User icons and shortcuts are created by a single user and users have full control over them. You can freely delete and rename it, as well as edit icon properties.
If you would want to edit global or system icon, we recommend to remove it from the desktop and create matching user's icon using Drag&drop -> Copy from the Start menu. It will be owned by user and fully editable as usual, use Right mouse click -> Properties.
Open the Start menu, click with the right mouse button on any item under the 'Programs' entry, select 'Edit menu', menueditor window appears. You will be able to create new custom submenus/folders structure and fill it with desired menu items. You can create new shortcuts using right mouse click, or drag&drop icons from the Start menu or Desktop into the menueditor window. Newly created items will appear in the Start menu after closing the menueditor window.
In addition, you can switch Start menu items to be organized by Categories or by Applications:
$ sh /usr/share/apps/q4os_system/bin/kmenu_struct.sh --help
Yes, edit file '$HOME/.trinity/share/config/kickerrc' in your home directory. There are several configuration options beginning 'Bourbon' commented out by default. You need to uncomment 'BourbonSysViewCustomItems' line and specify '.desktop' links you wish to be displayed on the right menu panel, use comma ',' as a delimiter. It's also possible to hide default shortcuts with the 'BourbonShowSysViewFolders=false' and 'BourbonShowSysViewApps=false' options.

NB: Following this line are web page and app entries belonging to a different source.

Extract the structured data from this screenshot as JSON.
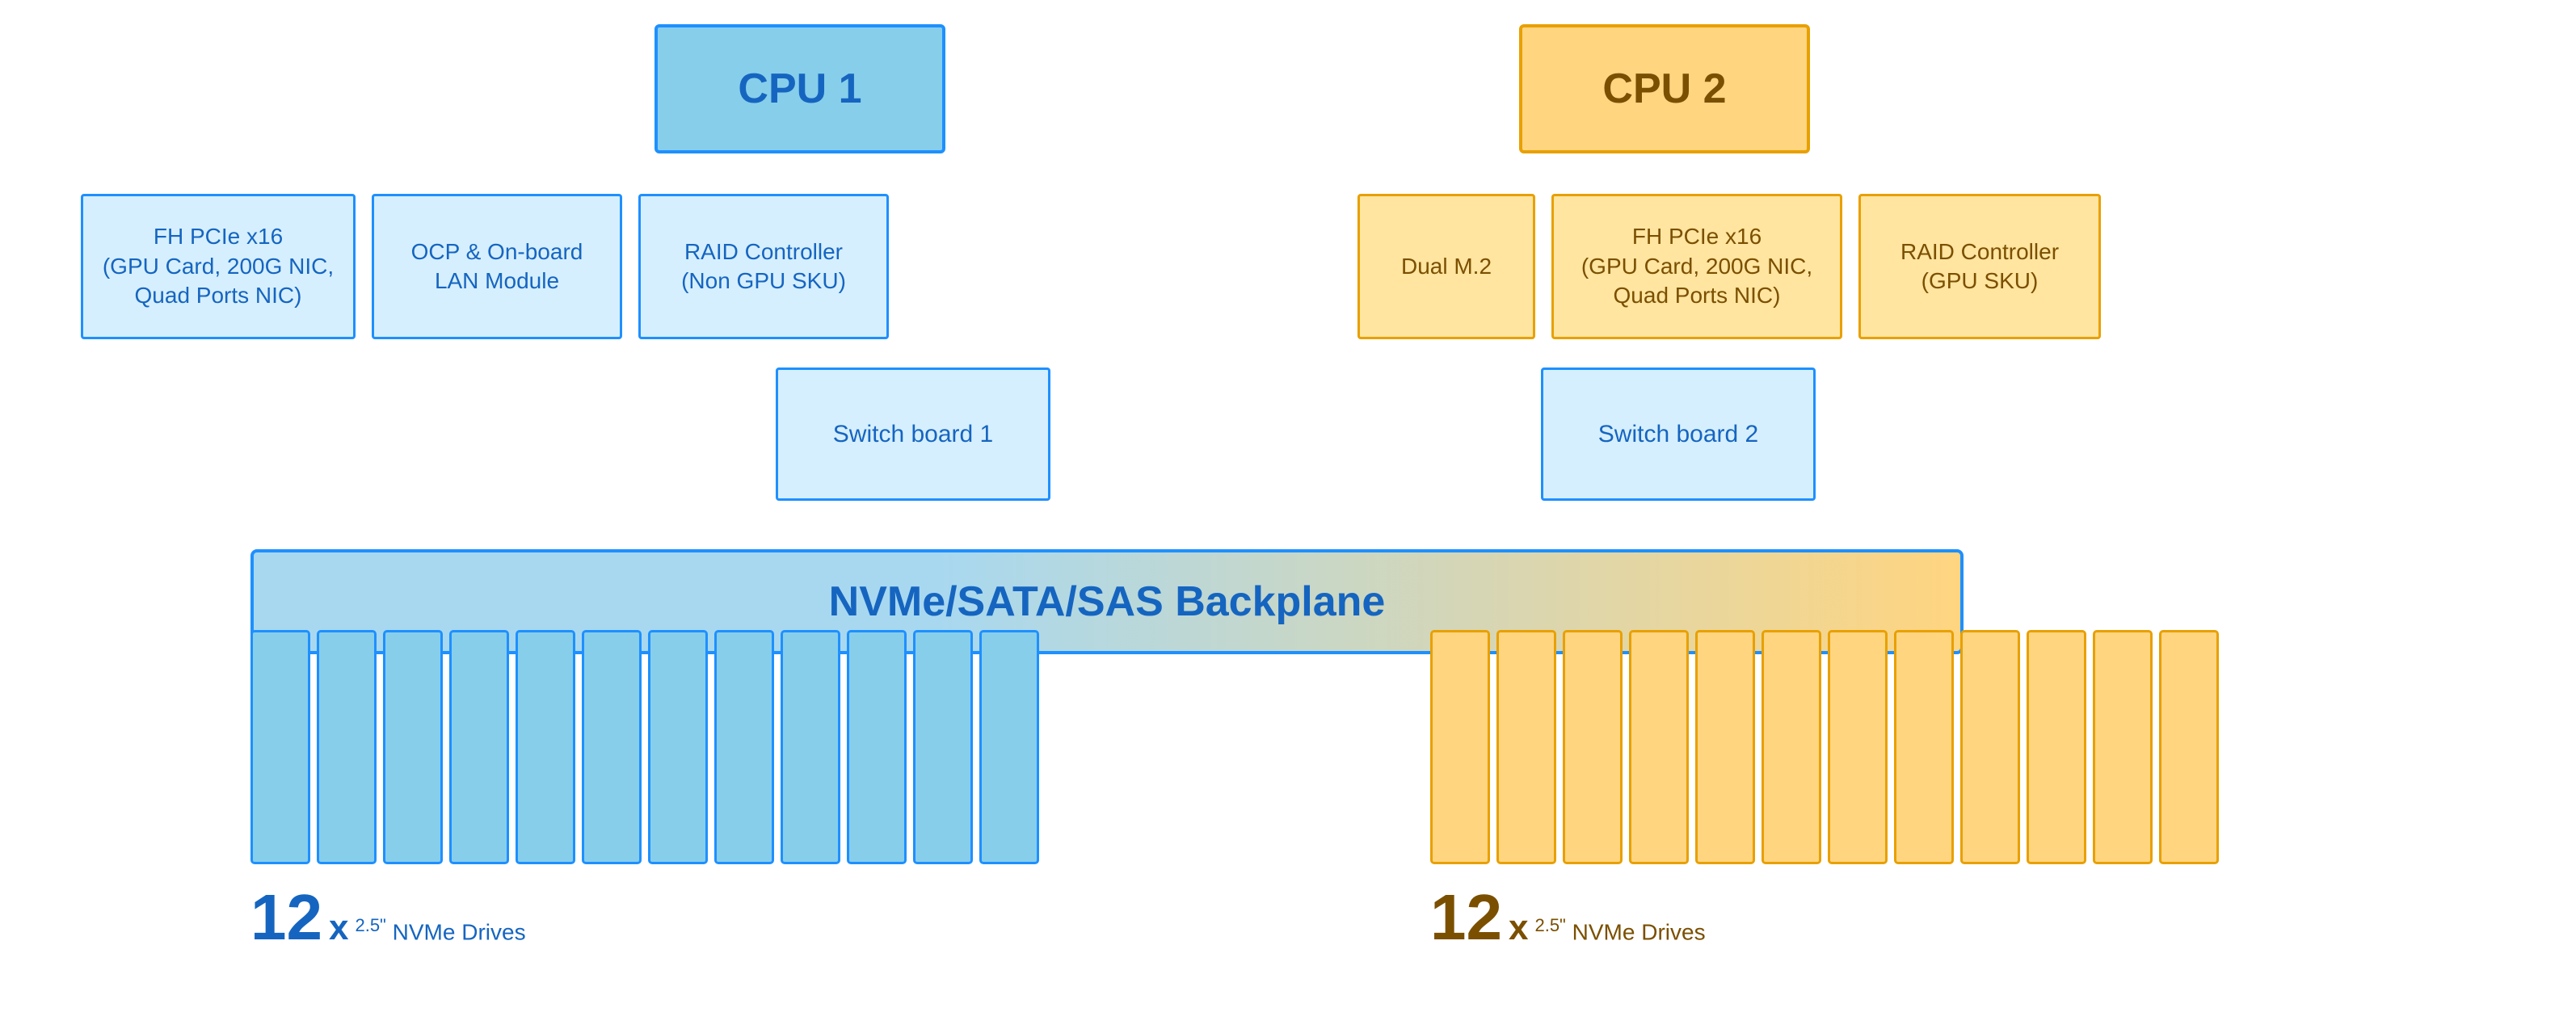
{
  "cpu1": {
    "label": "CPU 1",
    "color_bg": "#A8D8F0",
    "color_border": "#1E90FF",
    "color_text": "#1565C0"
  },
  "cpu2": {
    "label": "CPU 2",
    "color_bg": "#FFD580",
    "color_border": "#E8A000",
    "color_text": "#7B4F00"
  },
  "cpu1_components": [
    {
      "id": "fh-pcie-cpu1",
      "label": "FH PCIe x16\n(GPU Card, 200G NIC,\nQuad Ports NIC)"
    },
    {
      "id": "ocp-cpu1",
      "label": "OCP & On-board\nLAN Module"
    },
    {
      "id": "raid-cpu1",
      "label": "RAID Controller\n(Non GPU SKU)"
    }
  ],
  "cpu2_components": [
    {
      "id": "dual-m2",
      "label": "Dual M.2"
    },
    {
      "id": "fh-pcie-cpu2",
      "label": "FH PCIe x16\n(GPU Card, 200G NIC,\nQuad Ports NIC)"
    },
    {
      "id": "raid-cpu2",
      "label": "RAID Controller\n(GPU SKU)"
    }
  ],
  "switch_board_1": "Switch board 1",
  "switch_board_2": "Switch board 2",
  "backplane": "NVMe/SATA/SAS Backplane",
  "drives_left": {
    "count": "12",
    "x": "x",
    "size": "2.5\"",
    "type": "NVMe Drives",
    "color": "#1565C0",
    "slot_color": "#87CEEB",
    "slot_border": "#1E90FF"
  },
  "drives_right": {
    "count": "12",
    "x": "x",
    "size": "2.5\"",
    "type": "NVMe Drives",
    "color": "#7B4F00",
    "slot_color": "#FFD580",
    "slot_border": "#E8A000"
  }
}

Run command to update Welcome screen shortcut in terminal:
$ sudo kwriteconfig --file '/usr/share/applications/q4os-welcome-screen.desktop' --group 'Desktop Entry' --key 'NoDisplay' 'false'
Alternatively, you can edit '/usr/share/applications/q4os-welcome-screen.desktop' file manually. Welcome screen icon will appear under Start menu -> Programs -> Accessories -> System folder.
Simply run in terminal:
$ sh /usr/share/apps/q4os_system/bin/default_desktop_settings.sh
Icon activation by mouse doubleclicking is default in Q4OS. It's easy to set single click activation, hover effect and more in Control Panel:
Control Panel -> Peripherals -> Mouse -> General tab -> Single click to open files and folders
Yes, you have to unlock advanced Control Panel options in terminal:
$ sudo kcmodules --unlock
Go to Control Panel -> Appearance & Themes -> Icons, and setup theme you prefer.
You only need to enable khotkeys service to be ran on session login. Go to Control Panel:
Regional & Accessibility -> Input Actions -> General Settings tab -> uncheck Disable KHotKeys checkbox
It happens rarely on some specifically configured systems. The workaround, that should fix it, is to re-switch from classic - kicker - classic menu. You could report it as a new bug in our Bug tracker, and add some description if you will find any connections.
Keyboard switching shortcut defaults to 'Alt+Space' or 'Ctrl+Alt+K'. It works flawlessly, if you have installed latin keyboard layouts only. To be able to switch non-latin keyboard freely, you need to add 'latin layout' to each keyboard layout you use. Run Control Panel:
Regional & Accessibility -> Keyboard shortcuts -> select a non-latin keyboard layout ->
-> check 'Include latin layout' checkbox
Yes, we have added Google Earth installer into the testing repository, please download installer from Q4OS testing repository.
You have to have Q4OS/Trinity desktop effects enabled, it can be setup via Welcome screen or Control panel. Edit the '/etc/conky/conky.conf' file and add lines:
own_window yes own_window_hints undecorated,below,sticky,skip_taskbar,skip_pager own_window_argb_visual own_window_argb_value 0
Comment out line:
Q4OS Frequently asked questions, user manual, rev. 06/2016